As with any form of investing you should try to diversify your mutual fund portfolio and not just hold a single one. Having a portfolio that has several mutual funds focused on different industries, regions, or equity mixes (bonds vs. stocks) will help ensure that a decline in any one of these investment types doesn’t hurt your portfolio too much overall. One way many investors try to diversify is by purchasing index funds. Index funds are mutual funds that purchase bundles of stocks and try to mimic the performance of overall stock indexes like the S&P 500. In this way, your risk exposure is tied to the overall ups and downs of the market, and not to any single industry.
One major difference you’re going to want to consider is the management fees charged by the company overseeing the actual mutual fund as these can vary widely and don’t always appear to reflect increased performance. You’re going to want to look for the lowest management expense percentage available out of the mutual funds that you’ve short-listed. Always keep in mind that whatever the returns you expect from the mutual fund are immediately reduced by this amount. Actively managed funds aim to generate higher returns by more regularly changing their holdings and actively responding to changes in the stock market. This comes at a cost however as the management expenses for these funds are usually far higher. The alternatives are index funds (discussed above) and funds that have more of a buy-and-hold perspective. These funds are less actively managed and as a result, tend to have lower fees attached.

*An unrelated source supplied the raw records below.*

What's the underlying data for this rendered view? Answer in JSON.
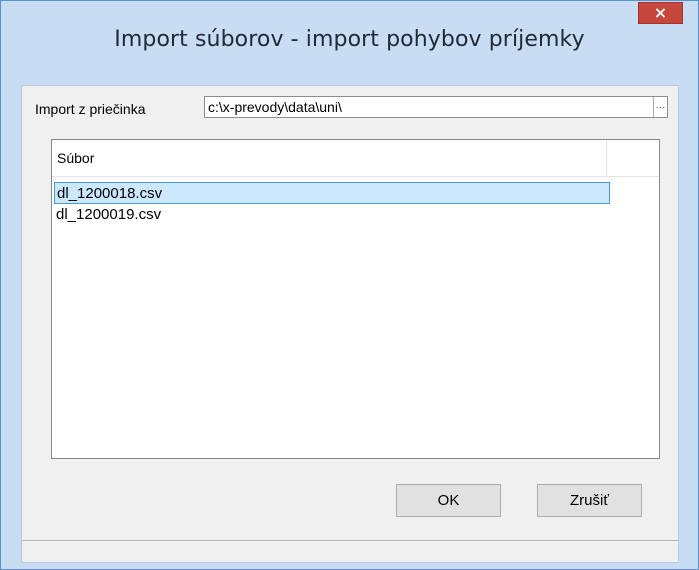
{
  "dialog": {
    "title": "Import súborov - import pohybov príjemky",
    "close_symbol": "×"
  },
  "folder": {
    "label": "Import z priečinka",
    "value": "c:\\x-prevody\\data\\uni\\",
    "browse_label": "···"
  },
  "file_list": {
    "column_header": "Súbor",
    "items": [
      {
        "label": "dl_1200018.csv",
        "selected": true
      },
      {
        "label": "dl_1200019.csv",
        "selected": false
      }
    ]
  },
  "buttons": {
    "ok_label": "OK",
    "cancel_label": "Zrušiť"
  },
  "status_bar": {
    "text": ""
  }
}
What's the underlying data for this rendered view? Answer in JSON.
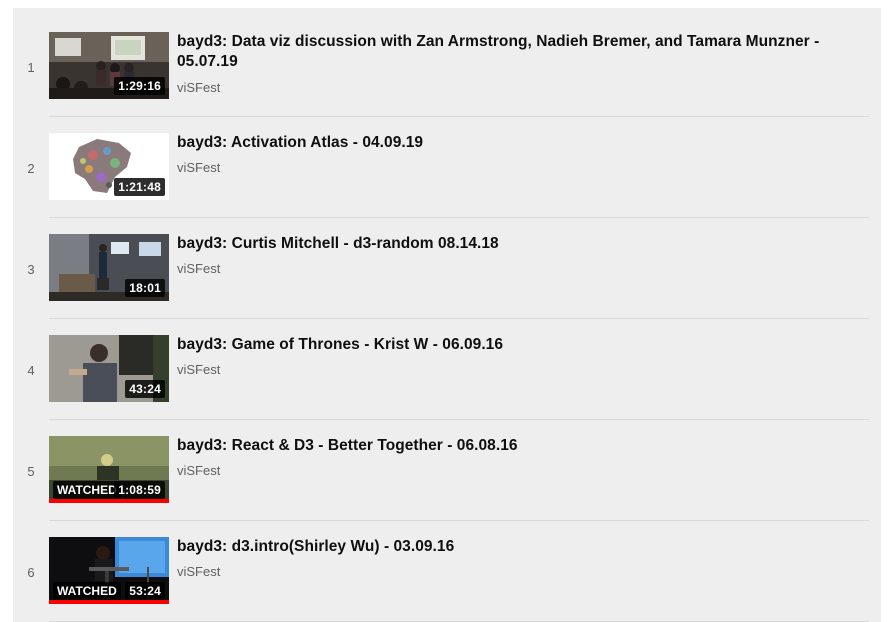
{
  "playlist": {
    "items": [
      {
        "index": "1",
        "title": "bayd3: Data viz discussion with Zan Armstrong, Nadieh Bremer, and Tamara Munzner - 05.07.19",
        "channel": "viSFest",
        "duration": "1:29:16",
        "watched_label": "",
        "progress": 0
      },
      {
        "index": "2",
        "title": "bayd3: Activation Atlas - 04.09.19",
        "channel": "viSFest",
        "duration": "1:21:48",
        "watched_label": "",
        "progress": 0
      },
      {
        "index": "3",
        "title": "bayd3: Curtis Mitchell - d3-random 08.14.18",
        "channel": "viSFest",
        "duration": "18:01",
        "watched_label": "",
        "progress": 0
      },
      {
        "index": "4",
        "title": "bayd3: Game of Thrones - Krist W - 06.09.16",
        "channel": "viSFest",
        "duration": "43:24",
        "watched_label": "",
        "progress": 0
      },
      {
        "index": "5",
        "title": "bayd3: React & D3 - Better Together - 06.08.16",
        "channel": "viSFest",
        "duration": "1:08:59",
        "watched_label": "WATCHED",
        "progress": 1.0
      },
      {
        "index": "6",
        "title": "bayd3: d3.intro(Shirley Wu) - 03.09.16",
        "channel": "viSFest",
        "duration": "53:24",
        "watched_label": "WATCHED",
        "progress": 1.0
      }
    ]
  },
  "colors": {
    "panel_bg": "#eeeeee",
    "progress_red": "#ff0000",
    "title_text": "#0f0f0f",
    "meta_text": "#606060"
  }
}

Historically the results of actively managed funds have not been proven to exceed those of index or less active funds.